DPS seeks to facilitate the involvement and participation in planetary science of more students/scientists belonging to racial/ethnic groups that have been historically underrepresented in the planetary science discipline. A workforce survey initiated by the DPS (Hendrix & Rathbun 2021) has clearly quantified the degree of underrepresentation, with African American/Black, Indigenous, and LatinX/Hispanic scientists and students being most impacted. While Rivera-Valentín et al. (2021) have shown that there is some very modest growth in the numbers of LatinX/Hispanic and Indigenous planetary scientists, this analysis revealed no appreciable increase in the numbers of African American/Black planetary scientists over nearly the last two decades, and all of these groups remain critically underrepresented in planetary science.
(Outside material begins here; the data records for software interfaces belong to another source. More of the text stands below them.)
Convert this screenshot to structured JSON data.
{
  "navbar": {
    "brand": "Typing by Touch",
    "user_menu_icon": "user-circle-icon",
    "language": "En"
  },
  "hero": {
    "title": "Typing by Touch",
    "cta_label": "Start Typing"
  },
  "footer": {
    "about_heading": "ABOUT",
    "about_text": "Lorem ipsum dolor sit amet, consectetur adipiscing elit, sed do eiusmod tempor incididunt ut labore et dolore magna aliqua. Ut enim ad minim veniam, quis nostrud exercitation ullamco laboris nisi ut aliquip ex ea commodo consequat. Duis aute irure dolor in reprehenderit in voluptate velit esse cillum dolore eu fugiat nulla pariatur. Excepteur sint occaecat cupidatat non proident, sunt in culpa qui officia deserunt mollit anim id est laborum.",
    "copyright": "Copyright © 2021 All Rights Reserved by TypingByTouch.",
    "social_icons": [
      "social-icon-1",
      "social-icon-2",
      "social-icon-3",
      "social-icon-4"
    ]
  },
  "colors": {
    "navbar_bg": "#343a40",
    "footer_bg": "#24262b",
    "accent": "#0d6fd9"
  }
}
To attempt to improve representation in planetary science, DPS has created a new fund to support attendance of scientific meetings for DPS members who are also members of Black/African American, Indigenous, and/or Latinx communities. In addition, DPS seeks strategic partnership with professional organizations that represent the interests of planetary scientists and students who identify as members of communities that are critically underrepresented in this discipline, as outlined above. The first such partnership was established in 2021 with the National Society of Black Physicists (NSBP), Earth and Planetary Systems Sciences (EPSS) section, with this memo outlining the structure of this partnership.
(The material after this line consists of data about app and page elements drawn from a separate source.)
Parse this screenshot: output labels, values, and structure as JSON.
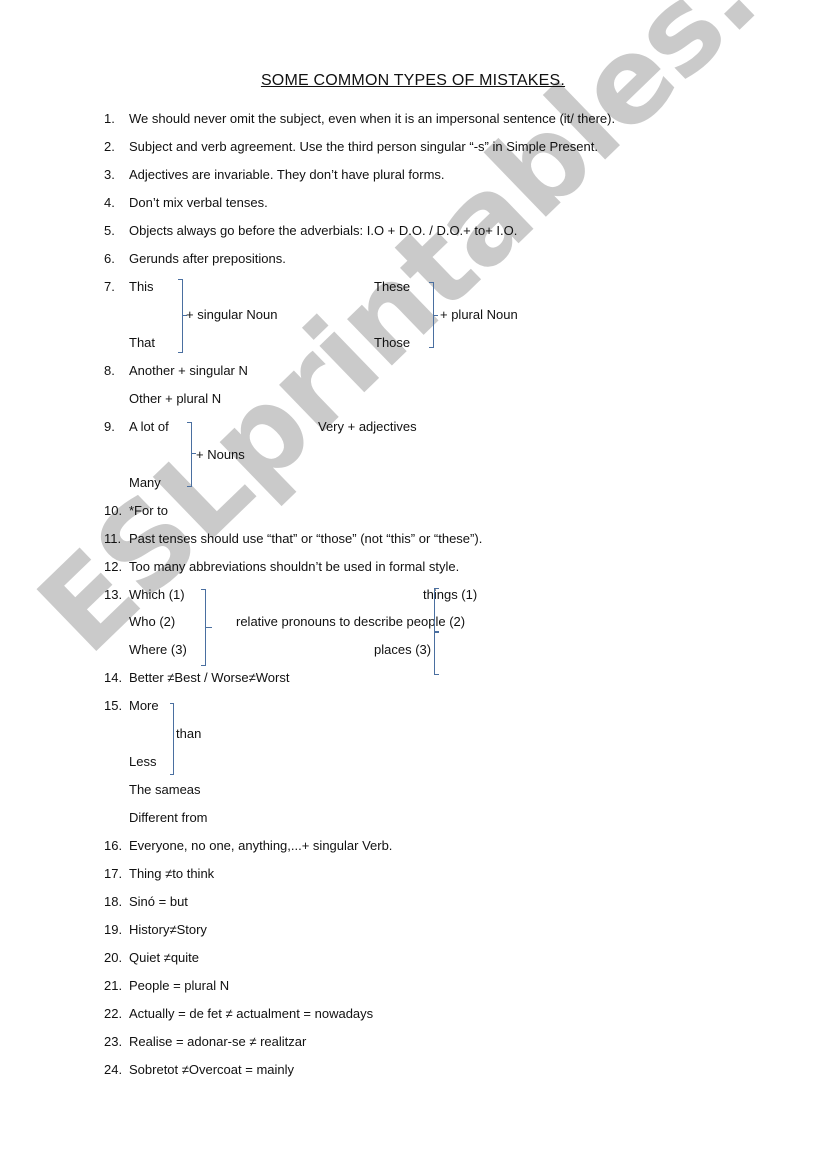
{
  "document": {
    "title": "SOME COMMON TYPES OF MISTAKES.",
    "watermark": "ESLprintables.com"
  },
  "items": {
    "n1": "1.",
    "i1": "We should never omit the subject, even when it is an impersonal sentence (it/ there).",
    "n2": "2.",
    "i2": "Subject and verb agreement. Use the third person singular “-s” in Simple Present.",
    "n3": "3.",
    "i3": "Adjectives are invariable. They don’t have plural forms.",
    "n4": "4.",
    "i4": "Don’t mix verbal tenses.",
    "n5": "5.",
    "i5": "Objects always go before the adverbials:  I.O + D.O. / D.O.+ to+ I.O.",
    "n6": "6.",
    "i6": "Gerunds after prepositions.",
    "n7": "7.",
    "i7": {
      "this": "This",
      "that": "That",
      "singular": "+ singular Noun",
      "these": "These",
      "those": "Those",
      "plural": "+ plural Noun"
    },
    "n8": "8.",
    "i8a": "Another + singular N",
    "i8b": "Other + plural N",
    "n9": "9.",
    "i9": {
      "alot": "A lot of",
      "many": "Many",
      "nouns": "+ Nouns",
      "very": "Very + adjectives"
    },
    "n10": "10.",
    "i10": "*For to",
    "n11": "11.",
    "i11": "Past tenses should use “that” or “those” (not “this” or “these”).",
    "n12": "12.",
    "i12": "Too many abbreviations shouldn’t be used in formal style.",
    "n13": "13.",
    "i13": {
      "which": "Which   (1)",
      "who": "Who (2)",
      "where": "Where (3)",
      "middle": "relative pronouns to describe people (2)",
      "things": "things (1)",
      "places": "places (3)"
    },
    "n14": "14.",
    "i14": "Better   ≠Best / Worse≠Worst",
    "n15": "15.",
    "i15": {
      "more": "More",
      "than": "than",
      "less": "Less",
      "same": "The sameas",
      "different": "Different from"
    },
    "n16": "16.",
    "i16": "Everyone, no one, anything,...+ singular Verb.",
    "n17": "17.",
    "i17": "Thing  ≠to think",
    "n18": "18.",
    "i18": "Sinó = but",
    "n19": "19.",
    "i19": "History≠Story",
    "n20": "20.",
    "i20": "Quiet ≠quite",
    "n21": "21.",
    "i21": "People = plural N",
    "n22": "22.",
    "i22": "Actually = de fet ≠ actualment = nowadays",
    "n23": "23.",
    "i23": "Realise = adonar-se ≠ realitzar",
    "n24": "24.",
    "i24": "Sobretot ≠Overcoat = mainly"
  }
}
A key part of the DPS-NSBP partnership was creation of the Joint DPS-NSBP speaker recognition program, which is described in this memo. At the annual NSBP meeting, the top early career or student EPSS speaker is selected by the NSBP EPSS chairs as the DPS-NSBP Speaker awardee. This Speaker is invited by DPS to speak at the following year’s DPS meeting, with expenses covered by DPS. Furthermore, the NSBP EPSS Chairs and the DPS Committee facilitate invitation of the Speaker to an academic seminar at an HBCU, NASA center, national laboratory, or large planetary science university program or research institute, over the next year.
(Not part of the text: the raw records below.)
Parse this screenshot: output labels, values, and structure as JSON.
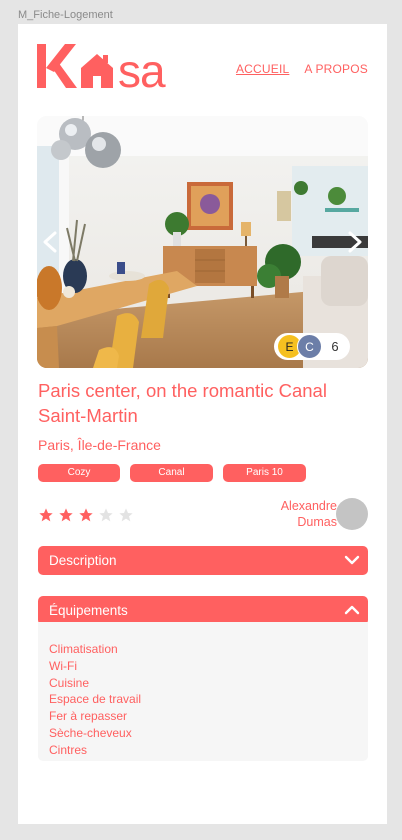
{
  "frame_label": "M_Fiche-Logement",
  "brand": {
    "name": "Kasa",
    "color": "#ff6060"
  },
  "nav": [
    {
      "label": "ACCUEIL",
      "active": true
    },
    {
      "label": "A PROPOS",
      "active": false
    }
  ],
  "gallery": {
    "prev_icon": "chevron-left-icon",
    "next_icon": "chevron-right-icon",
    "viewers": [
      "E",
      "C"
    ],
    "viewer_count": "6"
  },
  "listing": {
    "title": "Paris center, on the romantic Canal Saint-Martin",
    "location": "Paris, Île-de-France",
    "tags": [
      "Cozy",
      "Canal",
      "Paris 10"
    ],
    "rating": 3,
    "rating_max": 5,
    "host": {
      "first_name": "Alexandre",
      "last_name": "Dumas"
    }
  },
  "sections": {
    "description": {
      "label": "Description",
      "expanded": false
    },
    "equipments": {
      "label": "Équipements",
      "expanded": true,
      "items": [
        "Climatisation",
        "Wi-Fi",
        "Cuisine",
        "Espace de travail",
        "Fer à repasser",
        "Sèche-cheveux",
        "Cintres"
      ]
    }
  }
}
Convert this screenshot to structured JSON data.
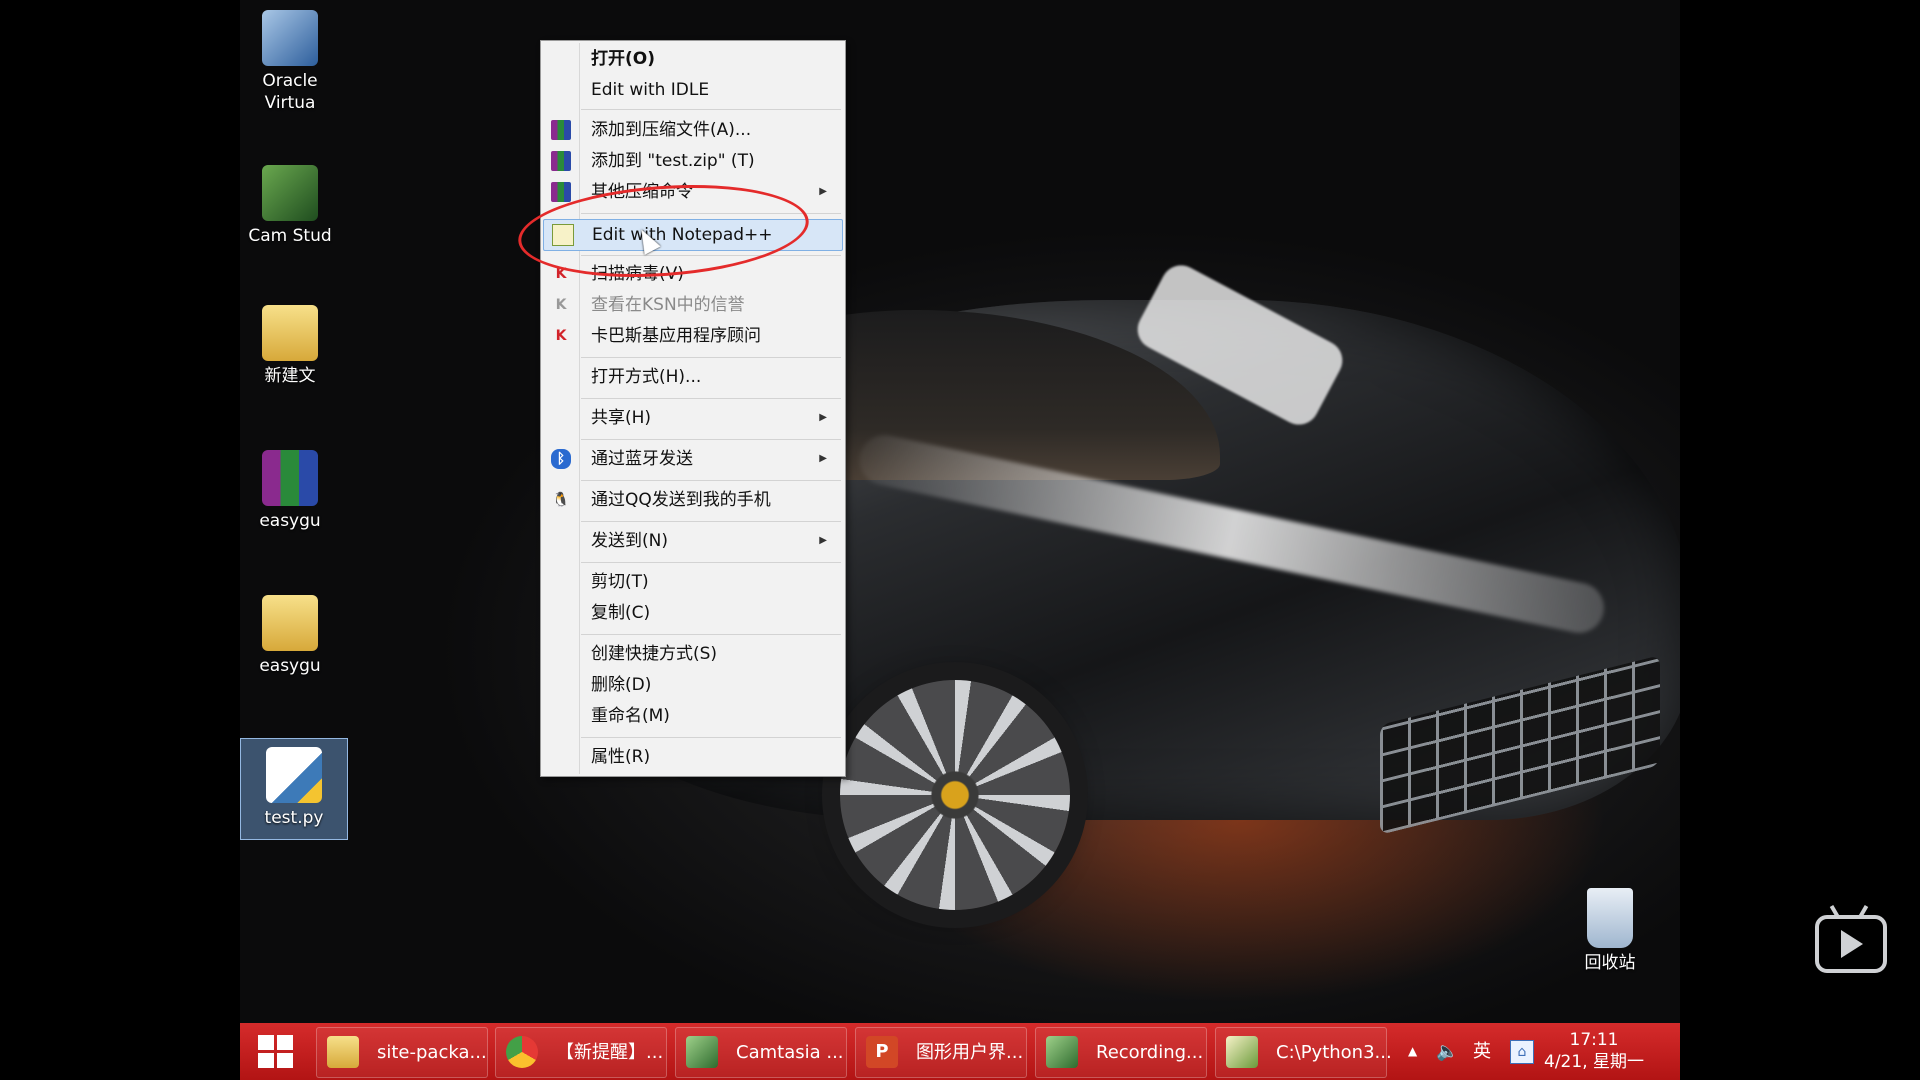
{
  "desktop_icons": [
    {
      "label": "Oracle Virtua",
      "name": "icon-oracle-virtualbox"
    },
    {
      "label": "Cam Stud",
      "name": "icon-camtasia-studio"
    },
    {
      "label": "新建文",
      "name": "icon-new-folder"
    },
    {
      "label": "easygu",
      "name": "icon-easygui-1"
    },
    {
      "label": "easygu",
      "name": "icon-easygui-2"
    },
    {
      "label": "test.py",
      "name": "icon-test-py"
    },
    {
      "label": "回收站",
      "name": "icon-recycle-bin"
    }
  ],
  "context_menu": {
    "items": [
      {
        "label": "打开(O)"
      },
      {
        "label": "Edit with IDLE"
      },
      {
        "label": "添加到压缩文件(A)..."
      },
      {
        "label": "添加到 \"test.zip\" (T)"
      },
      {
        "label": "其他压缩命令"
      },
      {
        "label": "Edit with Notepad++"
      },
      {
        "label": "扫描病毒(V)"
      },
      {
        "label": "查看在KSN中的信誉"
      },
      {
        "label": "卡巴斯基应用程序顾问"
      },
      {
        "label": "打开方式(H)..."
      },
      {
        "label": "共享(H)"
      },
      {
        "label": "通过蓝牙发送"
      },
      {
        "label": "通过QQ发送到我的手机"
      },
      {
        "label": "发送到(N)"
      },
      {
        "label": "剪切(T)"
      },
      {
        "label": "复制(C)"
      },
      {
        "label": "创建快捷方式(S)"
      },
      {
        "label": "删除(D)"
      },
      {
        "label": "重命名(M)"
      },
      {
        "label": "属性(R)"
      }
    ]
  },
  "taskbar": {
    "buttons": [
      {
        "label": "site-packa..."
      },
      {
        "label": "【新提醒】..."
      },
      {
        "label": "Camtasia ..."
      },
      {
        "label": "图形用户界..."
      },
      {
        "label": "Recording..."
      },
      {
        "label": "C:\\Python3..."
      }
    ],
    "ime": "英",
    "clock_time": "17:11",
    "clock_date": "4/21, 星期一"
  },
  "colors": {
    "taskbar": "#c41e1e",
    "menu_highlight": "#d7e6f7",
    "annotation": "#e42b2b"
  }
}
- 2021: Dr. Jasmine Bayron, American Museum of Natural History/City University of New York, Moapa Valley (CM1): The Black Box of the CM Parent Asteroid